◆ What needs to be done
Count the lines below holding "Auswertung" and answer with that number only.

◆ Listed records

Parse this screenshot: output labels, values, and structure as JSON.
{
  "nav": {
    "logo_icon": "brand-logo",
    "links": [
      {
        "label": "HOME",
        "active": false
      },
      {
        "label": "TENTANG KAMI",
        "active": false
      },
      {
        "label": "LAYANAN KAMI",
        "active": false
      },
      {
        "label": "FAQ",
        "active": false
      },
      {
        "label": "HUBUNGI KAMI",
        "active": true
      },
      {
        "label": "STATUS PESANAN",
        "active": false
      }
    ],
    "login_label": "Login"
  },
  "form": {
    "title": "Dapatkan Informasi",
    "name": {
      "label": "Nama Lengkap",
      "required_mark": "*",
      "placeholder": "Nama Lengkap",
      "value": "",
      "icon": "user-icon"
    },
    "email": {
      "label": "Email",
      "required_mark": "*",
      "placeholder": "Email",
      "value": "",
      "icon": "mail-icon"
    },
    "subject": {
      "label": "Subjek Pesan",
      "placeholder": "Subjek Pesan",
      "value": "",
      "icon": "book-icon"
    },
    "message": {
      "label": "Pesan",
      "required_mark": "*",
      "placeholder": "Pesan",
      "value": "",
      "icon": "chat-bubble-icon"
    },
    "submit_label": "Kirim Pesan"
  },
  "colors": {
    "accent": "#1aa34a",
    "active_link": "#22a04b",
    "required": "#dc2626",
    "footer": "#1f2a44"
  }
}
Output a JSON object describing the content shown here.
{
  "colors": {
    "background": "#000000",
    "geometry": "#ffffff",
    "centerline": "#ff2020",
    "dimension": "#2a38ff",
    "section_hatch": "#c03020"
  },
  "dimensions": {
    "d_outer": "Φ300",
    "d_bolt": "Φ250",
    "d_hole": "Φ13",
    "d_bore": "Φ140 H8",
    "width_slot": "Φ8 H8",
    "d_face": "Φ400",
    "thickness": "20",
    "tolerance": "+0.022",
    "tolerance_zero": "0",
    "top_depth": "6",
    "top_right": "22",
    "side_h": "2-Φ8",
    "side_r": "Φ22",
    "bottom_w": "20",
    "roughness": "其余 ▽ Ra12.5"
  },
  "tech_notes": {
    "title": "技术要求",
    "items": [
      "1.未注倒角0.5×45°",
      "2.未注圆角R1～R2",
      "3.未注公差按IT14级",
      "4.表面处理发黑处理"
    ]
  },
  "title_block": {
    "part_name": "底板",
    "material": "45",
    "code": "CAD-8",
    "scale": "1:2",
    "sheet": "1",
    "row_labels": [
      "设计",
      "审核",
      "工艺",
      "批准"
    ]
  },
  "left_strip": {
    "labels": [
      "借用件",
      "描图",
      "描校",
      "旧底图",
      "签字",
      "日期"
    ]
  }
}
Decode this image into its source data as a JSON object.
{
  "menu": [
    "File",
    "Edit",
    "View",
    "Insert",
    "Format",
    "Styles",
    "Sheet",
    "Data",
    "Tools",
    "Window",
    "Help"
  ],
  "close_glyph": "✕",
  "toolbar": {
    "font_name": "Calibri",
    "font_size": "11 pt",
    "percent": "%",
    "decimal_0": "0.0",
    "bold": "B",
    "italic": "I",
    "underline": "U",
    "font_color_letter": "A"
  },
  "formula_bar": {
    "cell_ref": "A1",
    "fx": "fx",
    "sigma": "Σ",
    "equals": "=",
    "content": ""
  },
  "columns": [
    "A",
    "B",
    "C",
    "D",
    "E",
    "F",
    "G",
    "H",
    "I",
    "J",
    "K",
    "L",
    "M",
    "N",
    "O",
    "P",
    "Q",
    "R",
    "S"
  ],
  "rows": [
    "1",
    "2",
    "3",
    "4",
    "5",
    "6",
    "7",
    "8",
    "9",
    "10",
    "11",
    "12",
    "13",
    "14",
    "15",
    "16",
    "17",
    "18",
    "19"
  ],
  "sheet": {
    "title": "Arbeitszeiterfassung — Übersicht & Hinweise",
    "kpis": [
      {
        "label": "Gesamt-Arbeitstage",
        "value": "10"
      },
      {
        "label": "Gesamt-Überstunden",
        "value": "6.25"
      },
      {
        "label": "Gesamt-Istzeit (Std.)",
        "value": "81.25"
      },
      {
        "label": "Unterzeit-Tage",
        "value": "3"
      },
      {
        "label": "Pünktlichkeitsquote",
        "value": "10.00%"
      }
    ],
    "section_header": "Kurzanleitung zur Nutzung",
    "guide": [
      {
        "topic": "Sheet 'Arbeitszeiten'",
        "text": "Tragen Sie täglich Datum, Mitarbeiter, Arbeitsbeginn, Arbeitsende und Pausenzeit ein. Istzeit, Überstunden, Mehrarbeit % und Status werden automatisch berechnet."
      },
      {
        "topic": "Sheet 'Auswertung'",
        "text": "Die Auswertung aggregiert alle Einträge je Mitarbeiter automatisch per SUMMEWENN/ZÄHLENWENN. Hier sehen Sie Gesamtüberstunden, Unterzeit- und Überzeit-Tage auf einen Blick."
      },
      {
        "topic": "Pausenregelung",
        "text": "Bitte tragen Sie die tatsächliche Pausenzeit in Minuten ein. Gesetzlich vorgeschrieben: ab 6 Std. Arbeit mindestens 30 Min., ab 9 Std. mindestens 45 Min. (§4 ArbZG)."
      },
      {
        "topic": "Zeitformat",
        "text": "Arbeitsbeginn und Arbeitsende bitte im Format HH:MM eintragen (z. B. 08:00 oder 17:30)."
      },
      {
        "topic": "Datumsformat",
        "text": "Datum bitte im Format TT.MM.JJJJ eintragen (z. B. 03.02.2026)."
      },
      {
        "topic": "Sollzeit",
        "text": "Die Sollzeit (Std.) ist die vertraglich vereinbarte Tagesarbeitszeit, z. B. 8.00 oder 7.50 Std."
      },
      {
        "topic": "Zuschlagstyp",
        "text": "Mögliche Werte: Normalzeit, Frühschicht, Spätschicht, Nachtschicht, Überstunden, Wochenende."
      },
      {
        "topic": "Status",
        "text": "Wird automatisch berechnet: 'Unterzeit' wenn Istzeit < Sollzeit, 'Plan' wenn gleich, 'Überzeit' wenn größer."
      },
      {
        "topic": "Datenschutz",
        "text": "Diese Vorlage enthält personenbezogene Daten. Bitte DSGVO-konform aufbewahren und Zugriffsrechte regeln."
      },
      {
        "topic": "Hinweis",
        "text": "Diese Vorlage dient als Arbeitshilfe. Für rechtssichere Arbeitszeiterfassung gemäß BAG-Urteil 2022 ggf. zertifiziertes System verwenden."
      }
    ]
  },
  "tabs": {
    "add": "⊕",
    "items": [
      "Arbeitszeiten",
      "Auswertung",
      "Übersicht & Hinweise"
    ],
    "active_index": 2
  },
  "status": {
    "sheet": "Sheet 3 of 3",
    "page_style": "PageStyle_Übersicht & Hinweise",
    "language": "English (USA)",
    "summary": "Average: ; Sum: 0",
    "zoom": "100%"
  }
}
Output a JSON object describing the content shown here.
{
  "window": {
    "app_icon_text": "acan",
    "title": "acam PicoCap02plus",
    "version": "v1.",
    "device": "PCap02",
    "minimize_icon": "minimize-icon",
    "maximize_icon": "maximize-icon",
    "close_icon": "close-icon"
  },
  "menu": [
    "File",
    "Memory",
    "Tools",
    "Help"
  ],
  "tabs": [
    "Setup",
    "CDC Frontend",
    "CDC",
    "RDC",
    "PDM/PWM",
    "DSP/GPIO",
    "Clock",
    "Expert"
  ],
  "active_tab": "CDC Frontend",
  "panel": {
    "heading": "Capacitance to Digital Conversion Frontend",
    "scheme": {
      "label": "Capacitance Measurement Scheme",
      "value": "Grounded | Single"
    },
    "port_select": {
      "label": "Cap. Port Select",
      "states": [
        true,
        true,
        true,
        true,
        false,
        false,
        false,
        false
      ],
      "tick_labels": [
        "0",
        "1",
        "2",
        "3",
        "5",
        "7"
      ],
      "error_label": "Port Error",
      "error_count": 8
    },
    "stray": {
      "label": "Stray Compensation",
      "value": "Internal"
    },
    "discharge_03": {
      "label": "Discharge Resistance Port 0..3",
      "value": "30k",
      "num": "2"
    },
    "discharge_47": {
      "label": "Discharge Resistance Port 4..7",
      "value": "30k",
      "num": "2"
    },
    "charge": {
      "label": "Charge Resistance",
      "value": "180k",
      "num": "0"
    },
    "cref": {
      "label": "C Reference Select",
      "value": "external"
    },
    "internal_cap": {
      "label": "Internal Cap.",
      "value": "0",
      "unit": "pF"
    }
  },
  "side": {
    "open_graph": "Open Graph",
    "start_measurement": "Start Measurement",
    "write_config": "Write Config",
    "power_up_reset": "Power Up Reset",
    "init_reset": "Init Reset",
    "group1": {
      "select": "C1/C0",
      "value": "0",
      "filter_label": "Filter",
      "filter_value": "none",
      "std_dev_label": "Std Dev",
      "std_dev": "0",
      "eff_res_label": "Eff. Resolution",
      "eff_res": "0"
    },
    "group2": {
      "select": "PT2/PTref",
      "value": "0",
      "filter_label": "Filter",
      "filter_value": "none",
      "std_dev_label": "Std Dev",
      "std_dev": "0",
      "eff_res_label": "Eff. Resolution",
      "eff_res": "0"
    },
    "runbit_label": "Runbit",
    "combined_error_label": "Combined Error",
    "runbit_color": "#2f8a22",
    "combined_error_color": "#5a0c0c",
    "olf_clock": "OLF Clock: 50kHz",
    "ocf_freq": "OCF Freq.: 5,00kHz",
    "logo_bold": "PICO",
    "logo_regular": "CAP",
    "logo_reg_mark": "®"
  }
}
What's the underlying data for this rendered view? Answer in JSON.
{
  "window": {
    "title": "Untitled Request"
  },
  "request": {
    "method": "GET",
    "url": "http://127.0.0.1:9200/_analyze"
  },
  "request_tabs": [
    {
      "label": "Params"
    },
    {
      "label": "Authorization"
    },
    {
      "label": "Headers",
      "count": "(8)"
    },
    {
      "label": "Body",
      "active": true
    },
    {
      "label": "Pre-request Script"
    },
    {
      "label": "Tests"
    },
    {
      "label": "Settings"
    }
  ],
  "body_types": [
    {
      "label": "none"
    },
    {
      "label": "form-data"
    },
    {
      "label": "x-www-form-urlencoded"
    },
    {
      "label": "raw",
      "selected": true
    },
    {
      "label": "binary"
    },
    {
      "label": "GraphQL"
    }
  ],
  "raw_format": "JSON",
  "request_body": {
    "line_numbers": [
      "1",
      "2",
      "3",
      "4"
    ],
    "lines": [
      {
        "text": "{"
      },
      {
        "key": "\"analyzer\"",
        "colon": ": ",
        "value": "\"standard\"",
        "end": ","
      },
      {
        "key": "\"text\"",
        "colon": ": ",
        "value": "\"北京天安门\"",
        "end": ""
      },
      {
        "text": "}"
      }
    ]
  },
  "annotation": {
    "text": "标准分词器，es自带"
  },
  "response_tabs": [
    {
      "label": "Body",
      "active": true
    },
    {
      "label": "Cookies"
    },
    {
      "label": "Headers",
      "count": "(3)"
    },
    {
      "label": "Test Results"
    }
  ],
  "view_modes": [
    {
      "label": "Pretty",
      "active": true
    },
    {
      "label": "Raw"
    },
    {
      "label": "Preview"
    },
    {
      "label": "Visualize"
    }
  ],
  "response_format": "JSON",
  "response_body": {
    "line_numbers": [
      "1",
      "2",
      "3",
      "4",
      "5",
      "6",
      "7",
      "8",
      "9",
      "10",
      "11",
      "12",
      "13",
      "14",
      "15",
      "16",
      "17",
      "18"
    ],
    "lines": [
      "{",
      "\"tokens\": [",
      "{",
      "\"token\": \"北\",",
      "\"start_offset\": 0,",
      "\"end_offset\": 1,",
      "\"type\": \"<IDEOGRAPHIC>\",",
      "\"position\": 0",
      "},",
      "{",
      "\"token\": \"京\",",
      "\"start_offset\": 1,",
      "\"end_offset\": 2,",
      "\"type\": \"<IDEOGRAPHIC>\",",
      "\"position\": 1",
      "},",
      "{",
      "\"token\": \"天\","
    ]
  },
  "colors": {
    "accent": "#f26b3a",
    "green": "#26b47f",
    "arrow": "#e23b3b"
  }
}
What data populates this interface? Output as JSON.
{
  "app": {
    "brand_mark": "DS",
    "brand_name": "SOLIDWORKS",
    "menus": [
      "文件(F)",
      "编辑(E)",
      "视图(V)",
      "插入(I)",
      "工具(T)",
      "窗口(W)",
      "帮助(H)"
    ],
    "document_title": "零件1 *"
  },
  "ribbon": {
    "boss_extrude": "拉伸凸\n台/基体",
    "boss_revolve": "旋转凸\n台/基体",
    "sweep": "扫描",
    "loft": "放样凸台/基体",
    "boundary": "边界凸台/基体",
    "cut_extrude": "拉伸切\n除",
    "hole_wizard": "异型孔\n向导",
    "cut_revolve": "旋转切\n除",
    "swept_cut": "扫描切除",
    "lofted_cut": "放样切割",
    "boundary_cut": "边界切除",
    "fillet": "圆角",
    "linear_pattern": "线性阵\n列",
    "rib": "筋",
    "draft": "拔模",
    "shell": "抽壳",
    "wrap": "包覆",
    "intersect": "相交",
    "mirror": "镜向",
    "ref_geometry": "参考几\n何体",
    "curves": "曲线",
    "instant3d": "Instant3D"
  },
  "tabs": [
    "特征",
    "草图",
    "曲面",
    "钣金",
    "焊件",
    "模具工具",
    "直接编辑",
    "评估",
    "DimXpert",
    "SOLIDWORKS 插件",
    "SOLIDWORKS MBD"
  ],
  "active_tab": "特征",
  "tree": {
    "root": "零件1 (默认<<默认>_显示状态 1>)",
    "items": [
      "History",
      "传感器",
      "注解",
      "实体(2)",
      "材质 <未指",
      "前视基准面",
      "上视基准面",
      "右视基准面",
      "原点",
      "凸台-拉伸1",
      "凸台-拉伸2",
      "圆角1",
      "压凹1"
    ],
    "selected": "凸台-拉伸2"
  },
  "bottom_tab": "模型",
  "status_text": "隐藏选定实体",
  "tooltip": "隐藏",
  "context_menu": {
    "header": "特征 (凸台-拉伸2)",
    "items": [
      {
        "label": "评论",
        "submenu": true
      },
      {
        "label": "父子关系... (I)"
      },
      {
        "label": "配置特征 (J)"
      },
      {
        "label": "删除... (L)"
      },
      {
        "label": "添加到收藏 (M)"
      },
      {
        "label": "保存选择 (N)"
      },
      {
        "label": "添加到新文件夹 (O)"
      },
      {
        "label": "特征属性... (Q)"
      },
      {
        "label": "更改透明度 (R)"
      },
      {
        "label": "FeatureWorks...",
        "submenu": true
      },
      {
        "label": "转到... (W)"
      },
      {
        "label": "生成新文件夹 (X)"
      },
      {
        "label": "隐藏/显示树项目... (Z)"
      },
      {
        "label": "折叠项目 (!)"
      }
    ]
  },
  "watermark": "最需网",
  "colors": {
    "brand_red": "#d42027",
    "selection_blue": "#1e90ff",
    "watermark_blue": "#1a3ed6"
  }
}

◆ The completed task
3